**Task objective:** Among the entries below, find every line that has "screenshot" and pull it out.

Source records

§

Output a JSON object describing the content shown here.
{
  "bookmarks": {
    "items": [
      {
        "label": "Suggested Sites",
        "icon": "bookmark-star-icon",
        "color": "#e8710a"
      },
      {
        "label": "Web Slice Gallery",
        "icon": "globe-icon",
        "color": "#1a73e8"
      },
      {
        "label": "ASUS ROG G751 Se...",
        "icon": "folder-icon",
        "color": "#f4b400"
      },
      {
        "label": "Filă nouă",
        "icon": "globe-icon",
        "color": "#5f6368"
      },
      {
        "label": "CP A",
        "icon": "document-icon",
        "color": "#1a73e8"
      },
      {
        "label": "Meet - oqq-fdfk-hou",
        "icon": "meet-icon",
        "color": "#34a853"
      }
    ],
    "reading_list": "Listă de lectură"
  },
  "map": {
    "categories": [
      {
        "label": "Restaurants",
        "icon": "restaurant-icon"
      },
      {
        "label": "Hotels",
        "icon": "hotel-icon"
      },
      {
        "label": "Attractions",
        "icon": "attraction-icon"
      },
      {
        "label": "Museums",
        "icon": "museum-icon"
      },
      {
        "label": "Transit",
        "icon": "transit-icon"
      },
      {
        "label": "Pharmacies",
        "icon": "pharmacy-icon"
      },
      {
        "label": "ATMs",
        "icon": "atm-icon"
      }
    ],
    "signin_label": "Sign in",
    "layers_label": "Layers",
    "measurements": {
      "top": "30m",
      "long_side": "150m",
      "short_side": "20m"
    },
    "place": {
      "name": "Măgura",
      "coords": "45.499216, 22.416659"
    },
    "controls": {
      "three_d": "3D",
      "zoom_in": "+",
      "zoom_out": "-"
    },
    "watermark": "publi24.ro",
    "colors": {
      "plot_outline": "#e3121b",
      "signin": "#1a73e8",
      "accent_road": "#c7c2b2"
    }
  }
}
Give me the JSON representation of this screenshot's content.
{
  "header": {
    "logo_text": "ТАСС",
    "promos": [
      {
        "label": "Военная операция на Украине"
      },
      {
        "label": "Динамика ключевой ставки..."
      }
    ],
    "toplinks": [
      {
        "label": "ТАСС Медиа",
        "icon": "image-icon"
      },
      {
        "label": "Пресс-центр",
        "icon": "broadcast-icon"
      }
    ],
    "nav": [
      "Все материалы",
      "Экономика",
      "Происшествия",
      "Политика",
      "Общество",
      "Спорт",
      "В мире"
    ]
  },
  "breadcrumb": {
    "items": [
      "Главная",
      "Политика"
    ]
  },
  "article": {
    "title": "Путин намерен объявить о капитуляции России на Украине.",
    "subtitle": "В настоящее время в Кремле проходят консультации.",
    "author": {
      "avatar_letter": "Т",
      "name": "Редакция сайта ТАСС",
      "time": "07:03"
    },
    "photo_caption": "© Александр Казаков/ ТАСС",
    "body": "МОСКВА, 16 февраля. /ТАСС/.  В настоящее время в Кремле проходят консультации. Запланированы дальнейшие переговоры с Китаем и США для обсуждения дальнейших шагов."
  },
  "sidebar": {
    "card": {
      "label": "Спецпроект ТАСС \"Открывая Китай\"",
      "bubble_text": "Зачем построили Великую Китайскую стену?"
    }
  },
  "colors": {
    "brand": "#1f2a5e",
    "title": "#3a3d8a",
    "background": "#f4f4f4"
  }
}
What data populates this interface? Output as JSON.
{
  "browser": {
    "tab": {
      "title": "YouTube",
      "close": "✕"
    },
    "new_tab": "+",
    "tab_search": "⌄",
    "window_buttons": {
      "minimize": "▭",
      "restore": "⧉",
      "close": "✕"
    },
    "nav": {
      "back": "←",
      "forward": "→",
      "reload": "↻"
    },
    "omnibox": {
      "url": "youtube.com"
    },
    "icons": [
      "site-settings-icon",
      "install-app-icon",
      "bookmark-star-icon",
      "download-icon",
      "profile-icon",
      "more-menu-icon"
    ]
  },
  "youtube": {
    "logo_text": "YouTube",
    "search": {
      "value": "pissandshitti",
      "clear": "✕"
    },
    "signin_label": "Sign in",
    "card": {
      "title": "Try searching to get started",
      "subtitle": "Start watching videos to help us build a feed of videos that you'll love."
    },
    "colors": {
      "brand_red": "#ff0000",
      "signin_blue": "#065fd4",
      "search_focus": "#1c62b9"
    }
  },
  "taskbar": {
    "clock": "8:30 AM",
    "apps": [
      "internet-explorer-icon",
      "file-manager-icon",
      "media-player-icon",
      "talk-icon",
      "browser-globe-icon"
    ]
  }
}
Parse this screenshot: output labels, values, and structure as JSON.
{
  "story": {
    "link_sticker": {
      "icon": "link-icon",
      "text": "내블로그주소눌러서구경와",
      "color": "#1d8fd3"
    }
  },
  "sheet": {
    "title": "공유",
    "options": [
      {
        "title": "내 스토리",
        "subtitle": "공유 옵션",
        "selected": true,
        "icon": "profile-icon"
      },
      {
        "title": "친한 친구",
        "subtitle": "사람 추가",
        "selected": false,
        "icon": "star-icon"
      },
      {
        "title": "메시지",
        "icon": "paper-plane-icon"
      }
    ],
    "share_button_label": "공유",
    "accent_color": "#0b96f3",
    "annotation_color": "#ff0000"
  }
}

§

**Exercise output:**
Give me the JSON representation of this screenshot's content.
Parse this screenshot: output labels, values, and structure as JSON.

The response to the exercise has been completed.